Within the entries below, every line containing "hint" is to be copied.

[Opening Recorded information section]

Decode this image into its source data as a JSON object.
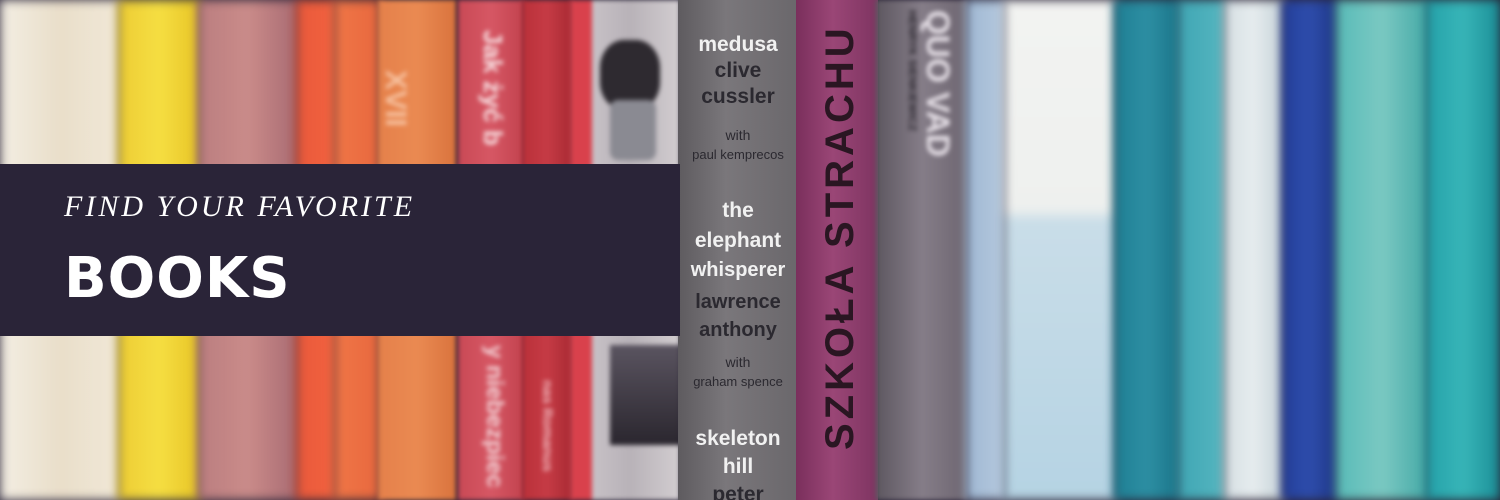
{
  "banner": {
    "tagline": "FIND YOUR FAVORITE",
    "title": "BOOKS",
    "overlay_color": "#2a2438",
    "text_color": "#ffffff"
  },
  "books": {
    "book1": {
      "text": "XVII",
      "color": "#e07a3c"
    },
    "book2": {
      "text": "Jak żyć b",
      "color": "#c7464f"
    },
    "book3": {
      "text": "y niebezpiec",
      "color": "#c7464f"
    },
    "book4": {
      "text": "nas Romanus",
      "color": "#b2323a"
    },
    "cussler": {
      "lines": [
        "medusa",
        "clive",
        "cussler",
        "with",
        "paul kemprecos",
        "the",
        "elephant",
        "whisperer",
        "lawrence",
        "anthony",
        "with",
        "graham spence",
        "skeleton",
        "hill",
        "peter"
      ],
      "color": "#6d6a6c"
    },
    "szkola": {
      "text": "SZKOŁA STRACHU",
      "color": "#8a3a68"
    },
    "quo": {
      "text": "QUO VAD",
      "author": "HENRYK SIENKIEWICZ",
      "color": "#7c7480"
    }
  }
}
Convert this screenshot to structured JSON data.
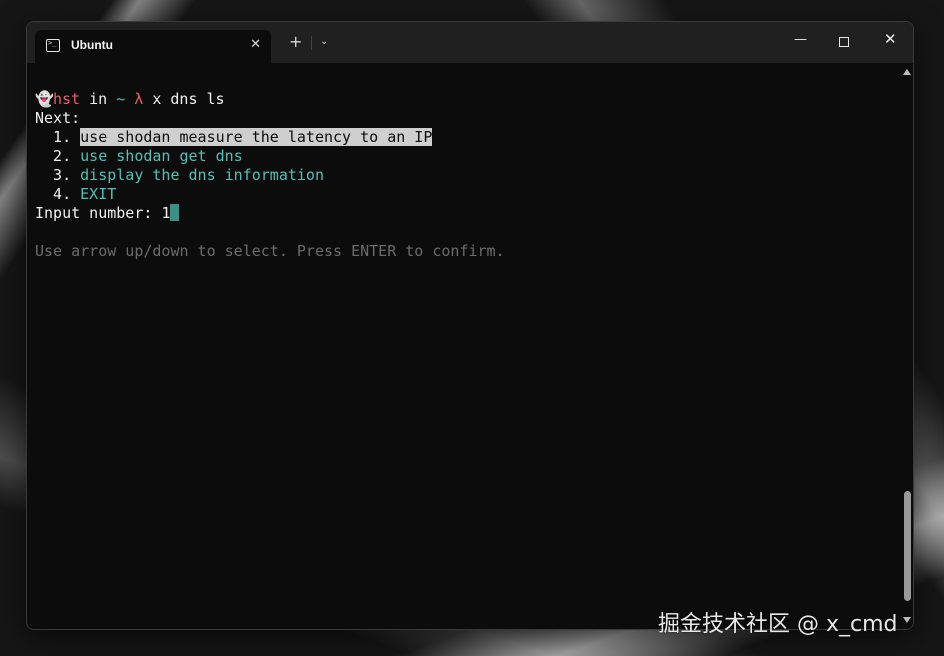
{
  "window": {
    "tab_title": "Ubuntu",
    "tab_close": "✕",
    "new_tab": "+",
    "tab_dropdown": "⌄",
    "minimize": "—",
    "close": "✕"
  },
  "terminal": {
    "prompt": {
      "icon": "ghost-icon",
      "user": "hst",
      "in_word": " in ",
      "dir": "~",
      "lambda": " λ",
      "command": " x dns ls"
    },
    "next_label": "Next:",
    "options": [
      {
        "num": "  1. ",
        "label": "use shodan measure the latency to an IP",
        "selected": true
      },
      {
        "num": "  2. ",
        "label": "use shodan get dns",
        "selected": false
      },
      {
        "num": "  3. ",
        "label": "display the dns information",
        "selected": false
      },
      {
        "num": "  4. ",
        "label": "EXIT",
        "selected": false
      }
    ],
    "input_label": "Input number: ",
    "input_value": "1",
    "hint": "Use arrow up/down to select. Press ENTER to confirm."
  },
  "watermark": "掘金技术社区 @ x_cmd",
  "colors": {
    "prompt_user": "#e85d75",
    "prompt_dir": "#5ab4b0",
    "option": "#4fc1b6",
    "selection_bg": "#cfcfcf",
    "cursor": "#3b8f86",
    "hint": "#6b6b6b"
  }
}
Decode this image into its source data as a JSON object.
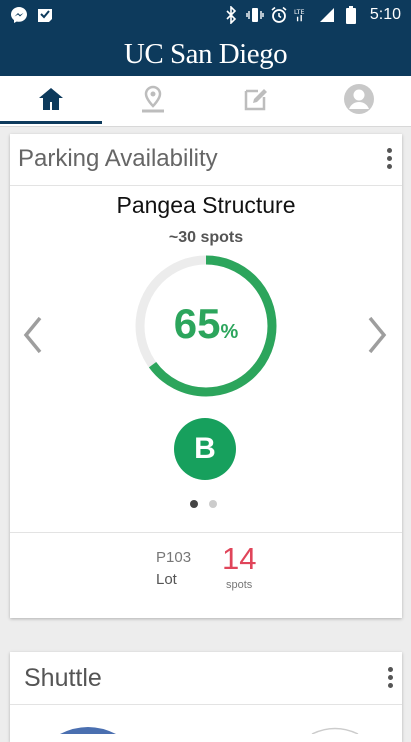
{
  "status_bar": {
    "time": "5:10",
    "left_icons": [
      "messenger-icon",
      "check-icon"
    ],
    "right_icons": [
      "bluetooth-icon",
      "vibrate-icon",
      "alarm-icon",
      "lte-icon",
      "signal-icon",
      "battery-icon"
    ]
  },
  "header": {
    "title": "UC San Diego"
  },
  "tabs": [
    {
      "name": "home",
      "icon": "home-icon",
      "active": true
    },
    {
      "name": "map",
      "icon": "map-pin-icon",
      "active": false
    },
    {
      "name": "feedback",
      "icon": "edit-icon",
      "active": false
    },
    {
      "name": "profile",
      "icon": "user-icon",
      "active": false
    }
  ],
  "parking": {
    "title": "Parking Availability",
    "structure": "Pangea Structure",
    "spots_approx": "~30 spots",
    "percent": 65,
    "percent_unit": "%",
    "permit": "B",
    "page_count": 2,
    "active_page": 0,
    "lot_code": "P103",
    "lot_type": "Lot",
    "lot_spots": "14",
    "lot_spots_label": "spots"
  },
  "shuttle": {
    "title": "Shuttle"
  },
  "colors": {
    "brand": "#0d3a5c",
    "gauge": "#2ca55c",
    "badge": "#17a05d",
    "spots": "#e0455a"
  }
}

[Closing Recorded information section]

Output below:
    "hint": "Use arrow up/down to select. Press ENTER to confirm."
    "hint": "#6b6b6b"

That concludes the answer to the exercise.